The task: You are to retype all of the data exactly as it appears.
"""
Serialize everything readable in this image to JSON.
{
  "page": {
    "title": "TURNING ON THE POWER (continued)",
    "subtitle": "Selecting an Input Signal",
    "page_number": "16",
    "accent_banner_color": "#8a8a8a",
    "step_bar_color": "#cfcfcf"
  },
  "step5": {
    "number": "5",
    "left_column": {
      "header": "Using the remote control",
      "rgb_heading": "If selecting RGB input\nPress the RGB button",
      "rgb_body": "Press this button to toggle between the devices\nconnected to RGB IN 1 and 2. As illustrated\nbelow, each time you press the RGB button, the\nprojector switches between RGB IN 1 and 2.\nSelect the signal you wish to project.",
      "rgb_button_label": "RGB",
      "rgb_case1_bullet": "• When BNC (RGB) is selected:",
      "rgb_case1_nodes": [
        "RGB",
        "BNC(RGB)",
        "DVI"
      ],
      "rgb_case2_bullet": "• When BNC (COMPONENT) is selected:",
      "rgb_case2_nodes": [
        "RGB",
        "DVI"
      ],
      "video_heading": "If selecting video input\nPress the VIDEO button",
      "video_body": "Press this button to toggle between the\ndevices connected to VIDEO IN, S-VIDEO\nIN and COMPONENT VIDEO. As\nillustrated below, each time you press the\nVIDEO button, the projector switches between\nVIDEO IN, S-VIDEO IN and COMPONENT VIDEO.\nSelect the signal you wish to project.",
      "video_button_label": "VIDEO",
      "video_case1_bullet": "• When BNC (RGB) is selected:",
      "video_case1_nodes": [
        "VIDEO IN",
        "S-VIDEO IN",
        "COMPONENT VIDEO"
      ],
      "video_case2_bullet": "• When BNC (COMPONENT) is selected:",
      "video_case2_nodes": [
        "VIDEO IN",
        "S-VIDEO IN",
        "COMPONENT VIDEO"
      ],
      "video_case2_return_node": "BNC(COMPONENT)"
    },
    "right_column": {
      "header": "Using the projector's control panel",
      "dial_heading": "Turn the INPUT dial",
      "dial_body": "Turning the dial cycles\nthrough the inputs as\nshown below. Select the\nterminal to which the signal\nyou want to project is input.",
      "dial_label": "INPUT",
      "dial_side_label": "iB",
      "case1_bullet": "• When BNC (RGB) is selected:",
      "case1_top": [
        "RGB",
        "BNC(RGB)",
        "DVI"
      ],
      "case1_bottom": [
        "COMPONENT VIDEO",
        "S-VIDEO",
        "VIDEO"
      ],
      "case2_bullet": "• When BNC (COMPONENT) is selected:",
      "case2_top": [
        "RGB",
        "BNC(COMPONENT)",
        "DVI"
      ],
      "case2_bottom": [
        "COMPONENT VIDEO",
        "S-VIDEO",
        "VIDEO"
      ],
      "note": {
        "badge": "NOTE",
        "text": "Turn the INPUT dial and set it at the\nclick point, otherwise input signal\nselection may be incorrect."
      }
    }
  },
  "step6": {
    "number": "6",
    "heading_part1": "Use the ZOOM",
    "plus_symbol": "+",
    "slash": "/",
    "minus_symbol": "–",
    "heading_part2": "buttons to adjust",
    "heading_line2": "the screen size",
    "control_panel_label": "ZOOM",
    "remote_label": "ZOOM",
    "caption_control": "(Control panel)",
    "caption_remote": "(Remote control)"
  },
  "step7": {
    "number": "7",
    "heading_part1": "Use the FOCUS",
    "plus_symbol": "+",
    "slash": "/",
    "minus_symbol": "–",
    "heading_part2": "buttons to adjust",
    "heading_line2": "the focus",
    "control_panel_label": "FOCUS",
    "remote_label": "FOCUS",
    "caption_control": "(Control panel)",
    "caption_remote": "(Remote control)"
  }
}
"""
Output:
Serialize everything readable in this image to JSON.
{
  "page": {
    "title": "TURNING ON THE POWER (continued)",
    "subtitle": "Selecting an Input Signal",
    "page_number": "16",
    "accent_banner_color": "#8a8a8a",
    "step_bar_color": "#cfcfcf"
  },
  "step5": {
    "number": "5",
    "left_column": {
      "header": "Using the remote control",
      "rgb_heading": "If selecting RGB input\nPress the RGB button",
      "rgb_body": "Press this button to toggle between the devices\nconnected to RGB IN 1 and 2. As illustrated\nbelow, each time you press the RGB button, the\nprojector switches between RGB IN 1 and 2.\nSelect the signal you wish to project.",
      "rgb_button_label": "RGB",
      "rgb_case1_bullet": "• When BNC (RGB) is selected:",
      "rgb_case1_nodes": [
        "RGB",
        "BNC(RGB)",
        "DVI"
      ],
      "rgb_case2_bullet": "• When BNC (COMPONENT) is selected:",
      "rgb_case2_nodes": [
        "RGB",
        "DVI"
      ],
      "video_heading": "If selecting video input\nPress the VIDEO button",
      "video_body": "Press this button to toggle between the\ndevices connected to VIDEO IN, S-VIDEO\nIN and COMPONENT VIDEO. As\nillustrated below, each time you press the\nVIDEO button, the projector switches between\nVIDEO IN, S-VIDEO IN and COMPONENT VIDEO.\nSelect the signal you wish to project.",
      "video_button_label": "VIDEO",
      "video_case1_bullet": "• When BNC (RGB) is selected:",
      "video_case1_nodes": [
        "VIDEO IN",
        "S-VIDEO IN",
        "COMPONENT VIDEO"
      ],
      "video_case2_bullet": "• When BNC (COMPONENT) is selected:",
      "video_case2_nodes": [
        "VIDEO IN",
        "S-VIDEO IN",
        "COMPONENT VIDEO"
      ],
      "video_case2_return_node": "BNC(COMPONENT)"
    },
    "right_column": {
      "header": "Using the projector's control panel",
      "dial_heading": "Turn the INPUT dial",
      "dial_body": "Turning the dial cycles\nthrough the inputs as\nshown below. Select the\nterminal to which the signal\nyou want to project is input.",
      "dial_label": "INPUT",
      "dial_side_label": "iB",
      "case1_bullet": "• When BNC (RGB) is selected:",
      "case1_top": [
        "RGB",
        "BNC(RGB)",
        "DVI"
      ],
      "case1_bottom": [
        "COMPONENT VIDEO",
        "S-VIDEO",
        "VIDEO"
      ],
      "case2_bullet": "• When BNC (COMPONENT) is selected:",
      "case2_top": [
        "RGB",
        "BNC(COMPONENT)",
        "DVI"
      ],
      "case2_bottom": [
        "COMPONENT VIDEO",
        "S-VIDEO",
        "VIDEO"
      ],
      "note": {
        "badge": "NOTE",
        "text": "Turn the INPUT dial and set it at the\nclick point, otherwise input signal\nselection may be incorrect."
      }
    }
  },
  "step6": {
    "number": "6",
    "heading_part1": "Use the ZOOM",
    "plus_symbol": "+",
    "slash": "/",
    "minus_symbol": "–",
    "heading_part2": "buttons to adjust",
    "heading_line2": "the screen size",
    "control_panel_label": "ZOOM",
    "remote_label": "ZOOM",
    "caption_control": "(Control panel)",
    "caption_remote": "(Remote control)"
  },
  "step7": {
    "number": "7",
    "heading_part1": "Use the FOCUS",
    "plus_symbol": "+",
    "slash": "/",
    "minus_symbol": "–",
    "heading_part2": "buttons to adjust",
    "heading_line2": "the focus",
    "control_panel_label": "FOCUS",
    "remote_label": "FOCUS",
    "caption_control": "(Control panel)",
    "caption_remote": "(Remote control)"
  }
}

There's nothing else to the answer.